Rather than requiring a Judge Advocate General to bend the law to produce a just result, we should provide a right of appeal for any servicemember who is found guilty by a GCM or SPCM despite having pleaded not guilty, regardless of the severity of the resulting sentence. If LT House had had such a right to appeal, then a clear framework would have existed to deal with the revelation of the Army Crime Lab examiner’s misconduct and the subsequent exculpatory DNA retesting results.
Let’s hypothesize that LT House had lost his initial appeal and CAAF had denied review before Mr. Mills’s misconduct came to light. What then? United States v. Denedo provides the answer. If his case had once been within NMCCA’s jurisdiction, then LT House could return to that court with the new information to seek a writ of error coram nobis. Such an instance would demonstrate the importance of allowing the military justice system’s courts to protect their own integrity far more compellingly than did the facts of Denedo itself. As the Denedo majority observed:
The military justice system relies upon courts that must take all appropriate means, consistent with their statutory jurisdiction, to ensure the neutrality and integrity of their judgments. . . . [T]he jurisdiction and the responsibility of military courts to reexamine judgments in rare cases where a fundamental flaw is alleged and other judicial processes for correction are unavailable are consistent with the powers Congress has granted those courts under Article I and with the system Congress has designed.
The House case, where the accused was convicted due to false scientific evidence foisted into the military justice system by the U.S. government’s own unscrupulous employee, truly involves a threat to the system’s integrity.

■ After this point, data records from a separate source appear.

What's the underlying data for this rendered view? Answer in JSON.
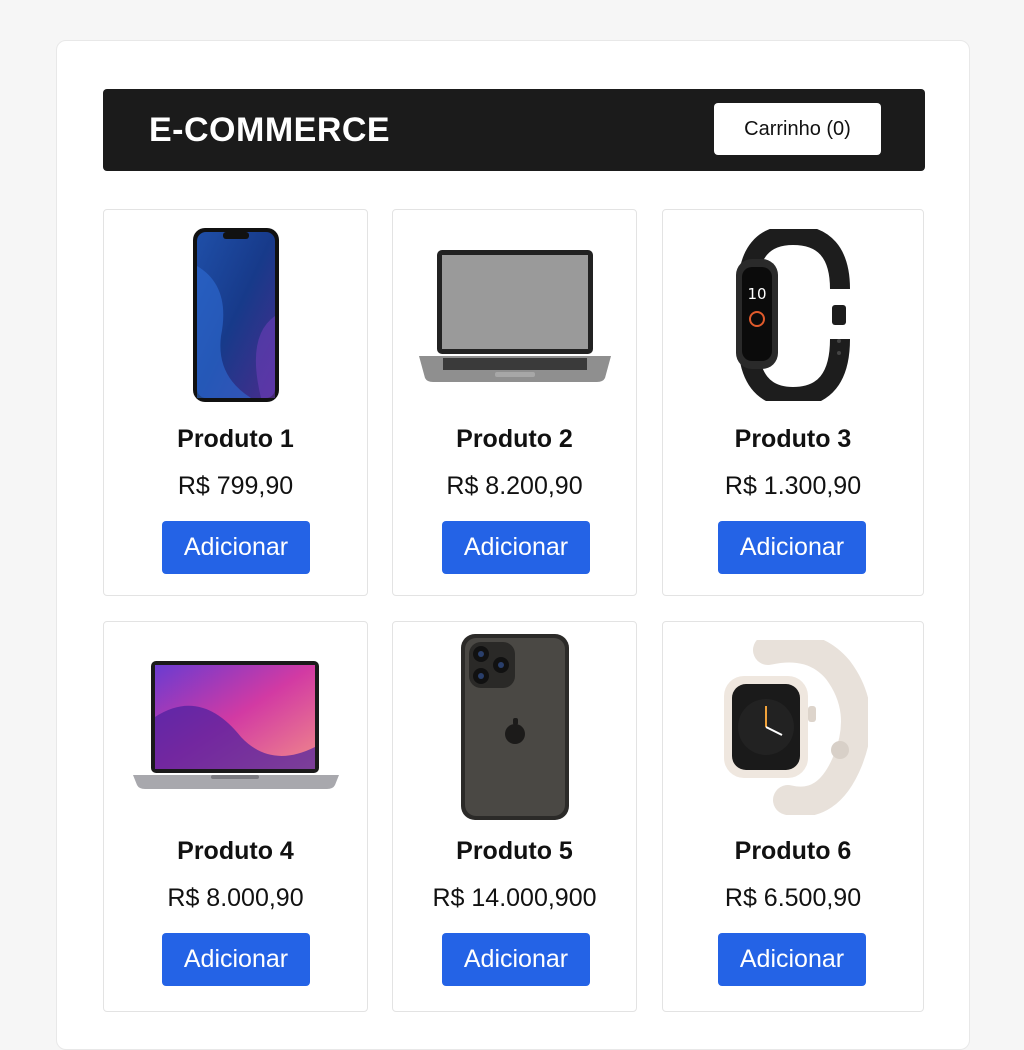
{
  "header": {
    "brand": "E-COMMERCE",
    "cart_label": "Carrinho (0)"
  },
  "colors": {
    "header_bg": "#1b1b1b",
    "button_bg": "#2463e6",
    "card_border": "#e3e3e3"
  },
  "products": [
    {
      "name": "Produto 1",
      "price": "R$ 799,90",
      "button": "Adicionar",
      "icon": "smartphone-icon"
    },
    {
      "name": "Produto 2",
      "price": "R$ 8.200,90",
      "button": "Adicionar",
      "icon": "laptop-icon"
    },
    {
      "name": "Produto 3",
      "price": "R$ 1.300,90",
      "button": "Adicionar",
      "icon": "fitness-band-icon"
    },
    {
      "name": "Produto 4",
      "price": "R$ 8.000,90",
      "button": "Adicionar",
      "icon": "laptop-icon"
    },
    {
      "name": "Produto 5",
      "price": "R$ 14.000,900",
      "button": "Adicionar",
      "icon": "smartphone-icon"
    },
    {
      "name": "Produto 6",
      "price": "R$ 6.500,90",
      "button": "Adicionar",
      "icon": "smartwatch-icon"
    }
  ]
}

The House case also demonstrates the callousness of the dissent’s “You’re in the Army now” quip. Chief Justice Roberts wrote for the four dissenting justices, “To be sure, the limited nature of relief available under Article 73 might lead one to question whether that is truly the only postconviction relief the UCMJ permits. ‘You’re in the Army now’ is a sufficient answer to such concerns; the relief available looks positively extravagant in light of the prior history and tradition of military justice.” But when LT House first enlisted in the Navy and later accepted a commission, he shouldn’t have sacrificed his right to be free from the lifetime stigmatization of a factually erroneous federal conviction resulting from a U.S. government employee’s falsified DNA report. Yet that might very well be the result in a subjurisdictional case such as LT House’s were Article 73 to be applied consistently with Bowles v. Russell.
But those in LT House’s position can have their right to be free from factually erroneous convictions protected by adding them to the class of servicemembers who may appeal their cases to the Courts of Criminal Appeals. The House case amply demonstrates the dangers of excluding such cases from appellate review.